Ultimately, Lew gets to decide whose face will join Andrew Hamilton on the bill — but he's open to suggestions, and he's given us some guidelines to follow. CNN Money reported Wednesday the Treasury Department will launch a website and a social media campaign to accept suggestions. Social media users can post with the hashtag #TheNew10 to have their suggestion considered. According to the same report, Lew wants the woman on the new $10 bill to represent American democracy. By law, the person should no longer be living. Ready to put your vote in? Consider one of these leading ladies:
1. Susan B. Anthony
Susan B. Anthony led the fight for women's suffrage. She founded the National Woman Suffrage Association in 1869 and led the group until 1900. In 1872, some 40 years before women would earn the right to vote, Anthony was arrested, tried, and convicted for voting — against the law. There are few things more democratic than voting, and there are few women more tied to the 19th Amendment than Susan B. Anthony.
2. Harriet Tubman
Throughout the 1800s, Harriet Tubman led hundreds of slaves to freedom via the Underground Railroad. She also helped Union forces to victory in the Civil War. In 1863, she led an armed expedition known as the Combahee River Raid, which liberated more than 700 slaves in South Carolina. She was the first woman to lead such an expedition in the Civil War, and now she could be the first woman in more than a century to be depicted on a paper currency.
3. Eleanor Roosevelt
Eleanor Roosevelt was much more than a First Lady. She was a writer, a teacher, and an advocate for human rights before, during, and after her time in the White House. She cofounded a nonprofit furniture company, she wrote a syndicated newspaper column for almost 30 years, and she served as a delegate to the United Nations, where she oversaw the development of the Universal Human Declaration of Rights.
4. Wilma Mankiller
Like some of the other ladies on this list, Wilma Mankiller has been suggested by activist groups for placement on the currency. In 1985, she became the first woman to be elected principal chief of the Cherokee Nation. She was also a successful author and a professor at Dartmouth College. In 1993, Mankiller was inducted into the National Women's Hall of Fame, and later received the Presidential Medal of Freedom in 1998. As a representative of some of the earliest Americans, Mankiller would be a fitting face for the $10 bill.
5. Rosa Parks

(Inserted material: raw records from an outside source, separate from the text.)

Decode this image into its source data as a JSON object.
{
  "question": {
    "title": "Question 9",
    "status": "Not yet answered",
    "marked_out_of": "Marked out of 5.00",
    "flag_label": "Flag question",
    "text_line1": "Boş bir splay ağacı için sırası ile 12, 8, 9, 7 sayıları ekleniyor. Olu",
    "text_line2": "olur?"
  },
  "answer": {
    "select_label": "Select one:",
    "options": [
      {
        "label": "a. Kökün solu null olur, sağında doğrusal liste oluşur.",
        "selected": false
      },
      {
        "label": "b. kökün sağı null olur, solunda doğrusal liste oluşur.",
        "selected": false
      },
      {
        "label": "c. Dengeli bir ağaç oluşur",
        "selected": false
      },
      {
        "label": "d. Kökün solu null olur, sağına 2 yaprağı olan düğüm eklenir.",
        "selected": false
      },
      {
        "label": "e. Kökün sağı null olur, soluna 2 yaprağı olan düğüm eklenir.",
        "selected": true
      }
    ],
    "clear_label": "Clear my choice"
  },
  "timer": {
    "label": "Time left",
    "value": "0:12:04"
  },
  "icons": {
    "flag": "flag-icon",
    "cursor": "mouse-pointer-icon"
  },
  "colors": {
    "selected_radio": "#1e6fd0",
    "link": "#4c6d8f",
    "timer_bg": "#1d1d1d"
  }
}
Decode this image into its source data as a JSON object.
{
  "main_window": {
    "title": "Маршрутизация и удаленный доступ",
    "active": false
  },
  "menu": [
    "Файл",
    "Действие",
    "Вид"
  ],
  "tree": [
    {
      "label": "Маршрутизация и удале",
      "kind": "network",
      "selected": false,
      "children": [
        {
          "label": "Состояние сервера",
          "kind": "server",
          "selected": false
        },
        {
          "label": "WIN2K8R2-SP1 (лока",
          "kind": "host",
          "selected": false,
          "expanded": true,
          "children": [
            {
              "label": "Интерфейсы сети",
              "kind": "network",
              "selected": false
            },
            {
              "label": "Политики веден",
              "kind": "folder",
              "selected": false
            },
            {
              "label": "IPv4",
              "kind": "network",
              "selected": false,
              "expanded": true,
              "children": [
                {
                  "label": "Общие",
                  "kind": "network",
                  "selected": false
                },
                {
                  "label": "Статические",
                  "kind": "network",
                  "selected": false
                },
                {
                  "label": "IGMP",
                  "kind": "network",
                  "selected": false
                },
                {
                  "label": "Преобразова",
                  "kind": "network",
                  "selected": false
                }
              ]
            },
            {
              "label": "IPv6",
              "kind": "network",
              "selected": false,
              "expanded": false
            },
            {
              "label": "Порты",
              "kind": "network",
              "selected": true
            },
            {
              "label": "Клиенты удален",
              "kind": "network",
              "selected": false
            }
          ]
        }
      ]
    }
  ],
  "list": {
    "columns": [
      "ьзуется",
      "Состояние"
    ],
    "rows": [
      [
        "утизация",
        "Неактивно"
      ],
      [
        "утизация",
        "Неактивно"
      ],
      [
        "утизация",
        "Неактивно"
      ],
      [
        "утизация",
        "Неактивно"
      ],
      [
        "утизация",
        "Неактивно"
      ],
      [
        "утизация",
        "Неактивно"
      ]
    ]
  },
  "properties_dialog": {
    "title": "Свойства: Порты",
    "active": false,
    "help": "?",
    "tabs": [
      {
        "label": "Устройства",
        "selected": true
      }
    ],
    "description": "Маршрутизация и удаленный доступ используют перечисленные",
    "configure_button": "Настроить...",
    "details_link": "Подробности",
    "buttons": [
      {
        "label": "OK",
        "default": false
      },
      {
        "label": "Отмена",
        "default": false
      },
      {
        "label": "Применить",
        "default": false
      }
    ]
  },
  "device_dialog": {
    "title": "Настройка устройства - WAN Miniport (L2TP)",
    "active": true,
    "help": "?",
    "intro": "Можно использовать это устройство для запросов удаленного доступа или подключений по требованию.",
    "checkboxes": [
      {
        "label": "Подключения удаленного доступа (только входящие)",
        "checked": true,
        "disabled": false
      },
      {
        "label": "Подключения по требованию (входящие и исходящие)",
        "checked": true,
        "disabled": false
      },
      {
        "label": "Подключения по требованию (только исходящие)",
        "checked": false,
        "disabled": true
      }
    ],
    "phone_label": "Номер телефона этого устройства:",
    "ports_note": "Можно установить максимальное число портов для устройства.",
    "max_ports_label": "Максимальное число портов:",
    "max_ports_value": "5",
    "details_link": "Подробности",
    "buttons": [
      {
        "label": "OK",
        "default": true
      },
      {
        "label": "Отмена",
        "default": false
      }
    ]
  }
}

Rosa Parks is often referred to as the "mother of the freedom movement," and for good reason. Her famous refusal to give up her seat on a segregated bus, and her subsequent arrest sparked the protests that led to the Montgomery Bus Boycott, and symbolized resistance against segregation in American society. Parks, who has two memorial holidays in her honor, worked with Martin Luther King Jr. and the NAACP to desegregate public transportation and services within the South, as well as enact change across the states.
6. Margaret Sanger
Margaret Sanger popularized a fight that we still face in American democracy today: reproductive rights. In 1914, she coined the phrase, "birth control." In 1916, she opened the first birth control clinic. She also founded Planned Parenthood. With reproductive rights still a hot-button issue to this day, Sanger is an unlikely choice — but it still couldn't hurt to get her name out here.
The Treasury Department plans to announce the new face of the $10 bill later this year. There's certainly no shortage of candidates and no shortage of stories to be told. Don't forget to voice your opinion on social media with #TheNew10!
Reporter Hope Racine contributed to this story.
Images: Library of Congress (3); Getty Images (3)